• The growing season of forests is also changing and the danger of forest fires will increase in southern Europe.
• Human health is also significantly affected by climate change. The 70,000 excess deaths reported from 12 European countries in 2003 could be an example of health impacts to come. Climate change increases the frequency and severity of extreme weather events. Projected future effects of heat-waves, floods and droughts, worsening air pollution and changes in vectors and plant distribution are likely to harm the health of many people, if global warming is unconstrained. Health system will need to be strengthened and action will need to be taken for particular vulnerable people, like the elderly, children or disadvantaged populations.
The European Environment Agency (EEA) is based in Copenhagen. The agency aims to help achieve significant and measurable improvement in Europe's environment through the provision of timely, targeted, relevant and reliable information to policy makers and the public.
The European Commission's Joint Research Centre (JRC) has contributed extensively to sections of the report on air quality, river floods and droughts, soil, agriculture and forestry. The JRC is the reference centre of science and technology for the European Union, serving the common interest of the Member States, while being independent of special interests, whether private or national.
The WHO Regional Office for Europe has contributed to the report's sections on human health. WHO Europe supports the 53 countries of the European Region, representing almost 900 million people, improve the health and wellbeing of their populations. Its activities on climate change include support to programs to prevent the consequences of heat and floods, combat infectious disease, improve water and sanitation services, respond to natural disasters and provide information to the public on how to avoid risks. The Office also coordinates the review of the scientific evidence on the links between climate and health.
The European Topic Centre on Air and Climate Change (ETC/ACC) contributed to the report's sections on cryosphere, marine and terrestrial biodiversity and ecosystems. It is a consortium of European institutes lead by the Netherlands Environmental Assessment Agency (PBL) contracted by the EEA to contribute to EEA's work on air quality and climate change.
>> View the full report 'Impacts of Europe's changing climate -- 2008 indicator based assessment'
>> Read an executive summary of the report
>> View the report's previous edition published in 2004
>> Read the speech 'Adaptation to climate change in Europe' by Prof. McGlade, Executive Director, European Environment Agency, at the European Meteorological Society European Conference on Applied Climatology, Amsterdam, 2 Oct. 2008

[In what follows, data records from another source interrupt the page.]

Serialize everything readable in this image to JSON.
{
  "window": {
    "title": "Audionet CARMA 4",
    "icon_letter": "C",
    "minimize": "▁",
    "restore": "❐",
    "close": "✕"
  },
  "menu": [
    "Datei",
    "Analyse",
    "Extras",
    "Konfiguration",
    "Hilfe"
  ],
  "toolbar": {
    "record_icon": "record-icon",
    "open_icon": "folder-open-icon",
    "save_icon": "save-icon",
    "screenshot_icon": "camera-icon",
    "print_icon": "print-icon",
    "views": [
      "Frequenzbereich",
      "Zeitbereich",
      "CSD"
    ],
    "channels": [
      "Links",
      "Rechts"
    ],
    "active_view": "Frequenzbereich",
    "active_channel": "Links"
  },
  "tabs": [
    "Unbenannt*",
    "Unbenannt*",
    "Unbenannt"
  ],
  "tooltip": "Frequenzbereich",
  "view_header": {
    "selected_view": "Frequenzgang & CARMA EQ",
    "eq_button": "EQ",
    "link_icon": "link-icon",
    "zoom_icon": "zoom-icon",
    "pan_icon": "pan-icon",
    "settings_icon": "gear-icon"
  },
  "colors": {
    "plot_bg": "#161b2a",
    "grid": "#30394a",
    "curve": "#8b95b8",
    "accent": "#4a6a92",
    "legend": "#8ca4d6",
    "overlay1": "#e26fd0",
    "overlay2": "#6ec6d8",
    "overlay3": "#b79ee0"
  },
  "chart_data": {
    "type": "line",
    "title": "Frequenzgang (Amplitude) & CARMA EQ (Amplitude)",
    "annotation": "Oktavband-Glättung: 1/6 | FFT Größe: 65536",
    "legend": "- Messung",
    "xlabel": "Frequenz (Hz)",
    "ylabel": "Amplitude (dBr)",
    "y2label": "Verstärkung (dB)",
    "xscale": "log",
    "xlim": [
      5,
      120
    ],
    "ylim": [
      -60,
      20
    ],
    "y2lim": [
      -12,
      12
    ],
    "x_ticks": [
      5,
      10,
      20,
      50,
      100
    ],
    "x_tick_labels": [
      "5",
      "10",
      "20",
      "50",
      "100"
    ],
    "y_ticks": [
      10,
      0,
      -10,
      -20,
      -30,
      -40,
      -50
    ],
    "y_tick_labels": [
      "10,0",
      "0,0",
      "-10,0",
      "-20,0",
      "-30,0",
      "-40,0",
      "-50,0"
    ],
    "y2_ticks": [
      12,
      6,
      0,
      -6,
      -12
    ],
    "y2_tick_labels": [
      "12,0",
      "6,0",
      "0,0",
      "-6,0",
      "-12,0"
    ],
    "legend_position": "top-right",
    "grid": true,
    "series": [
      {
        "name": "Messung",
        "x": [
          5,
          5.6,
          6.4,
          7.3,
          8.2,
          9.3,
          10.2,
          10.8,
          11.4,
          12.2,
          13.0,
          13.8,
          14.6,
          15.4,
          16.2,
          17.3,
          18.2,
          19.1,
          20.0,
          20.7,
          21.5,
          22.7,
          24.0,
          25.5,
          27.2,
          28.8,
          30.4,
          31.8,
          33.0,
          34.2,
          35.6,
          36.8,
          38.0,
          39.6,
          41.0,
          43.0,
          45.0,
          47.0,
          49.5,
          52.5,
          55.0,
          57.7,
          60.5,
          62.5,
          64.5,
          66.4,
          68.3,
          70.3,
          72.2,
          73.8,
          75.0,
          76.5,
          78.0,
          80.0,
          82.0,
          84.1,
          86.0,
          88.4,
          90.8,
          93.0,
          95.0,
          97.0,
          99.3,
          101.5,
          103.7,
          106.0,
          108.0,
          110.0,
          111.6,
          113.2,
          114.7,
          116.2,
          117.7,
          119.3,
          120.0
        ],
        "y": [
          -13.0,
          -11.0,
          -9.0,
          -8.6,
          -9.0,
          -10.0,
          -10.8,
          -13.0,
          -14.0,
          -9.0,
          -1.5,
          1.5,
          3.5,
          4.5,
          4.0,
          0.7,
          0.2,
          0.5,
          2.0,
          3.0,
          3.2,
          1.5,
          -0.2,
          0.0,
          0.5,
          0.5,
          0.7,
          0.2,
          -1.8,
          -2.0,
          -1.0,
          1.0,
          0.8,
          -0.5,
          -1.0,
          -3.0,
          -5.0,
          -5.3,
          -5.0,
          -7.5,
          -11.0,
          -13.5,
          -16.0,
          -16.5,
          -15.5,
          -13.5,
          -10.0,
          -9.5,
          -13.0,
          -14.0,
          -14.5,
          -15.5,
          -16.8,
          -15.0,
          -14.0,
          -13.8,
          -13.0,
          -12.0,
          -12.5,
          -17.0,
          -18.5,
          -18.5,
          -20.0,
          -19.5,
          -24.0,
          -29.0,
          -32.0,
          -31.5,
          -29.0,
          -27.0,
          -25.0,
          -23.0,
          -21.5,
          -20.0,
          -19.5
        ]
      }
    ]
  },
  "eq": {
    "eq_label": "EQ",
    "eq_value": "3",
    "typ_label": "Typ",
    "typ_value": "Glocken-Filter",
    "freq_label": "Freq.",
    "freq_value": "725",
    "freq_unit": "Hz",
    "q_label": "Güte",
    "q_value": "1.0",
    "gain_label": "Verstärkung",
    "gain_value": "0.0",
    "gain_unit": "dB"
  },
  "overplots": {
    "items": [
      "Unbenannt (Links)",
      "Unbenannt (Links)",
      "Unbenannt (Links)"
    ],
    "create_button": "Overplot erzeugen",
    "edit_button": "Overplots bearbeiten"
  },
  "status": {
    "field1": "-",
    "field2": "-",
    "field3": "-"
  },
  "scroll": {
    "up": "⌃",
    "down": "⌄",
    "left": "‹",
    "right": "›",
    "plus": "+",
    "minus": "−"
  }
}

>> View the presentation 'Impacts of and adaptation to climate change in Europe' by André Jol, Head of Group, Climate Change and Energy, European Meteorological Society European Conference on Applied Climatology, Amsterdam, 29 September 2008
>> Watch video of Prof. Jacqueline McGlade on the impacts of Europe's changing climate